And just in case anyone hasn’t got lost down memory lane already, what about this Thames TV linkage. Classic!


Josie Henley-Einion, author, blogger, Legend in my own Living Room

Roobarb and Custard

Roobarb (left) and Custard (right)According to Wikipedia, the program was just called Roobarb (the dog’s name) but we used to call it Roobarb and Custard, obviously a common error or it wouldn’t be mentioned in the fount of all knowledge. Custard was pink and Roobarb was yellow but apparently not, apparently he was green. I beg to differ. You see in reality, custard is yellow and stewed rhubarb is pink, so the logic is that the cat called Custard will be pink and the dog called Roobarb yellow. No-one ever heard of green custard unless it was that gross school dinners thing where a chocolate cornflake cake would be covered in green mint sauce which we used to call ‘hedgehogs and toothpaste’. I rest my case.

I loved this cartoon because the cat was so sarcastic and there were also loads of groany awful puns. “Roobarb shook off his disguise as he decided the whole idea of being a piece of bread had gone a bit stale.” It was basically battles between a cat and dog which was closer to my experience than the Tom and Jerry cat and mouse thing. And the birds were hilarious. I loved the music too, used to sing it loudly.

According to the creator Grange Calveley on roobarbandcustard.tv, the first Roobarb film was When Roobarb Made a Spike. He based the character on his own dog (who wasn’t yellow or green but a border collie) and stalked the BBC until they agreed to let him make some animations. They contracted him for 30 5-min episodes after watching the Spike pilot. Wow. Imagine that now? Another fave is When Roobarb Didn’t See The Sun Come.
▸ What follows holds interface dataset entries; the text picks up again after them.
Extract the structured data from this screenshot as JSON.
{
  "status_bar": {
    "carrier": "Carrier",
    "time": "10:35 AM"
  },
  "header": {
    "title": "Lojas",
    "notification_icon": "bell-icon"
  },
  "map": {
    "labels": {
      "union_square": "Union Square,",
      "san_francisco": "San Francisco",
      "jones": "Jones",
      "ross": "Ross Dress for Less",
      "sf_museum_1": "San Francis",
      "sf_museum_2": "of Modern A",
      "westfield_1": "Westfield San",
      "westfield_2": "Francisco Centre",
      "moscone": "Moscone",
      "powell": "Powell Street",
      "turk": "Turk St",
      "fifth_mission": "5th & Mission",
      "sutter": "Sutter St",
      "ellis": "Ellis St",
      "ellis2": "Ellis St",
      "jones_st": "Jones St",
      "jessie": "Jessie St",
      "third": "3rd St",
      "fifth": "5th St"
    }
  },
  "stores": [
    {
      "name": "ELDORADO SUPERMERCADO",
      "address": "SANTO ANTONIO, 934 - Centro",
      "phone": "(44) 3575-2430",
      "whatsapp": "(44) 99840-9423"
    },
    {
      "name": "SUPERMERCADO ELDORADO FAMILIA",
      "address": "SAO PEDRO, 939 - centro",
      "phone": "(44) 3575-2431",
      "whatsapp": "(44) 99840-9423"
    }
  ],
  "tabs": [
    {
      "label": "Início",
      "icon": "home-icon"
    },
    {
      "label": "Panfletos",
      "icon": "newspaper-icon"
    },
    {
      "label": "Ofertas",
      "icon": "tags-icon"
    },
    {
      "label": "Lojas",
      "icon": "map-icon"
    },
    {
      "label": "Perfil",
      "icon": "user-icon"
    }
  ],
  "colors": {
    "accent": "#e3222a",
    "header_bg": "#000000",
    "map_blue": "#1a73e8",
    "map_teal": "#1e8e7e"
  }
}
It was narrated by Richard Briers and animated badly (deliberately according to Wikipedia) giving it a homespun feel. Animated by Bob Godfrey, this pair also wrote Noah and Nelly in the Skylark which was one of my favourite cartoons due to the knitting (and I’m sure will make an appearance on Popandcrisps soon). Kids now think it’s bad (see some comments on the youtube vids) but what they may not realise is that we thought it looked bad back then as well – compared to American slick animations – but it was cult-tacky and we loved it because it was so bad. The fabulousness was the story and character, the simple images firing our imagination. Slick animation with a boring plot doesn’t get close. In fact, the shaky animation was part of the appeal, and I would vibrate with excitement in a very good imitation of Roobarb.

There’s a new series now Roobarb and Custard Too, which is computer animated but is still shaky, which I’m glad about. Unlike many of the Seventies remakes, this is written by the same person as before and narrated by the same person. So it’s updated in some ways but retains the fabulousness.

Roobarb runningI have noticed something since watching these old episodes. When he runs with his ears up, Roobarb looks like my dog Mika.

 


Josie Henley-Einion, author, blogger, Legend in my own Living Room